What are your favourite Soho haunts and shops?
I love my food, and I love to cook. Lina Stores have some great charcuterie and offer key ingredients to create a knockout risotto. Old Compton Street’s Algerian Coffee Store and Gerry’s provide most of my liquid refreshment and I often find myself dawdling in the aisles of Chinatown’s supermarkets looking for that rare ingredient for my next adventure in the kitchen. My most recent discovery is dried bracken fronds, which were rehydrated and added to my Dolsot Bibimbap. Favourite place to buy my morning coffee: Timber Yard – lovely staff and great coffee.
Any future plans for Gosh!?
Our focus over the next few years will be to continue to develop our own exclusive lines. We work with artists to produce exclusive prints, either digitally or as screen prints. We’ve commissioned art from Jamie Hernandez (Love & Rockets), Mike Allred (I-zombie), Charlie Adlard (Walking Dead), Kevin O’Neill and many more.
Last year we took an iconic Brian Bolland panel featuring Judge Dredd and Judge Death from a back issue of 2000AD and created a stunning A2 screen print limited to an edition of 200. We sold out pretty much immediately, with orders coming in from many countries around the world.
I currently have a couple of favourites in our range. ‘Amour de Soi’ by Alessandra Criseo is a repeat pattern piece depicting the artist herself.
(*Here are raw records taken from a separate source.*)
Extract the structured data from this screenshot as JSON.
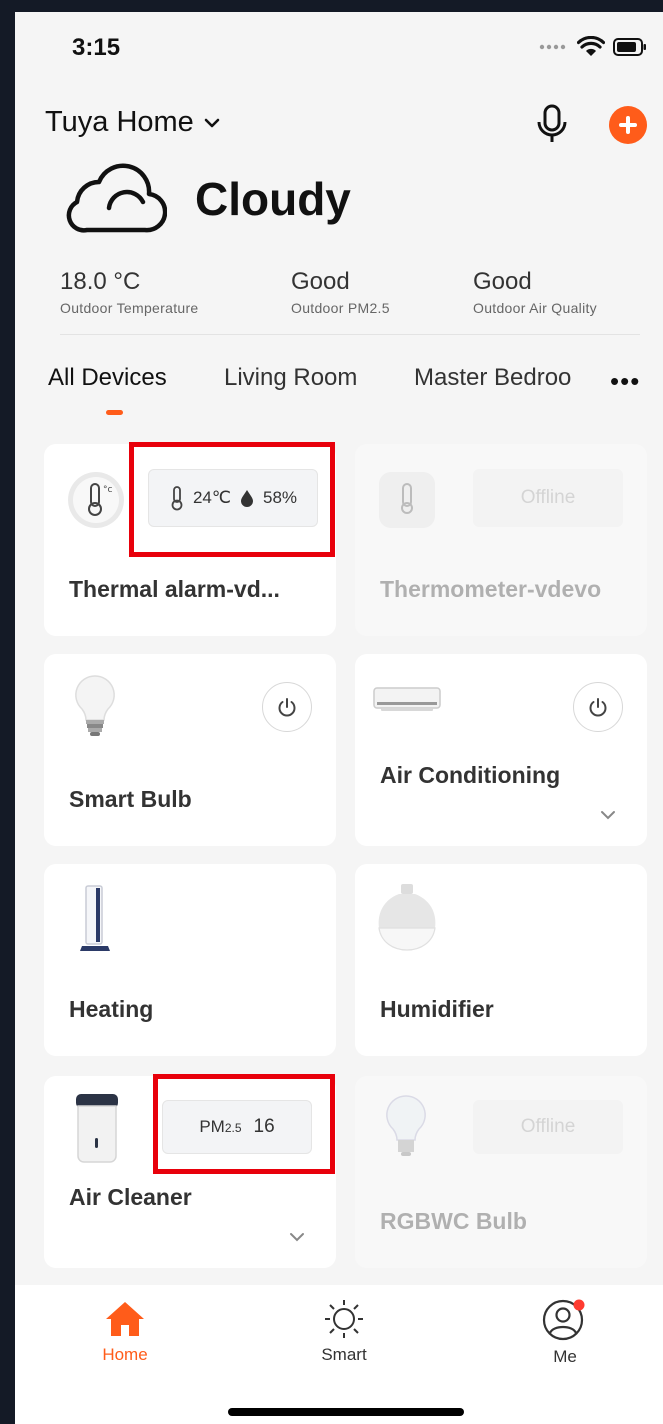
{
  "status_bar": {
    "time": "3:15",
    "signal_icon": "signal-dots-icon",
    "wifi_icon": "wifi-icon",
    "battery_icon": "battery-icon"
  },
  "header": {
    "home_name": "Tuya Home",
    "chevron_icon": "chevron-down-icon",
    "mic_icon": "microphone-icon",
    "add_icon": "plus-icon"
  },
  "weather": {
    "condition": "Cloudy",
    "icon": "cloud-icon",
    "stats": [
      {
        "value": "18.0 °C",
        "label": "Outdoor Temperature"
      },
      {
        "value": "Good",
        "label": "Outdoor PM2.5"
      },
      {
        "value": "Good",
        "label": "Outdoor Air Quality"
      }
    ]
  },
  "tabs": [
    {
      "label": "All Devices",
      "active": true
    },
    {
      "label": "Living Room",
      "active": false
    },
    {
      "label": "Master Bedroo",
      "active": false
    }
  ],
  "tabs_more": "•••",
  "devices": [
    {
      "name": "Thermal alarm-vd...",
      "icon": "thermometer-sensor-icon",
      "status": {
        "temp": "24℃",
        "humidity": "58%"
      },
      "online": true
    },
    {
      "name": "Thermometer-vdevo",
      "icon": "thermometer-sensor-icon",
      "offline_label": "Offline",
      "online": false
    },
    {
      "name": "Smart Bulb",
      "icon": "bulb-icon",
      "power_icon": "power-icon",
      "online": true
    },
    {
      "name": "Air Conditioning",
      "icon": "air-conditioner-icon",
      "power_icon": "power-icon",
      "online": true
    },
    {
      "name": "Heating",
      "icon": "heater-icon",
      "online": true
    },
    {
      "name": "Humidifier",
      "icon": "humidifier-icon",
      "online": true
    },
    {
      "name": "Air Cleaner",
      "icon": "air-purifier-icon",
      "status": {
        "pm_label": "PM",
        "pm_sub": "2.5",
        "pm_value": "16"
      },
      "online": true
    },
    {
      "name": "RGBWC Bulb",
      "icon": "bulb-icon",
      "offline_label": "Offline",
      "online": false
    }
  ],
  "bottom_nav": [
    {
      "label": "Home",
      "icon": "home-icon",
      "active": true
    },
    {
      "label": "Smart",
      "icon": "sun-icon",
      "active": false
    },
    {
      "label": "Me",
      "icon": "user-icon",
      "active": false,
      "badge": true
    }
  ],
  "colors": {
    "accent": "#ff5c1a",
    "highlight": "#e8000b",
    "background": "#f5f5f5"
  }
}
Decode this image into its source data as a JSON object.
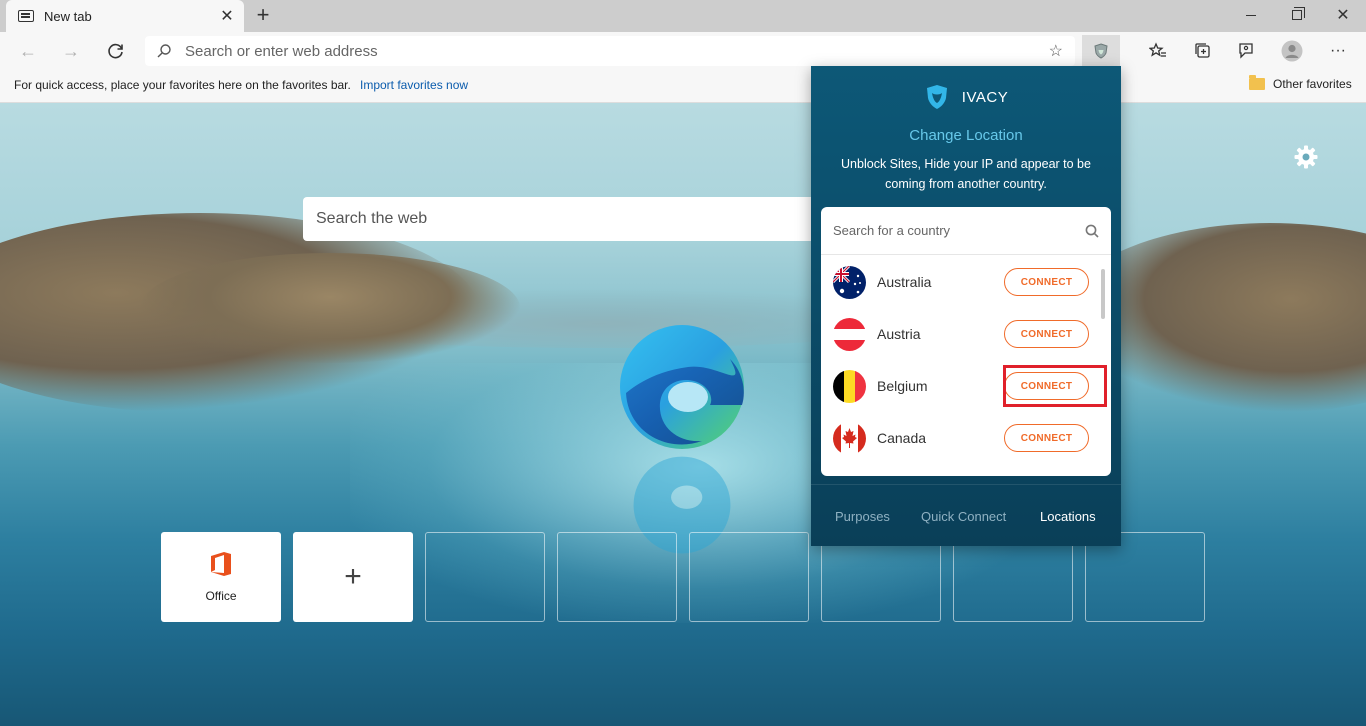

The depth of the screen-printed colours beautifully accentuates the artists simple style. And ‘Octopus Salad’ by Junko Misuno – my girlfriend’s a chef and this piece is Junko’s interpretation of a recipe she supplied. Each print comes with a copy of the recipe!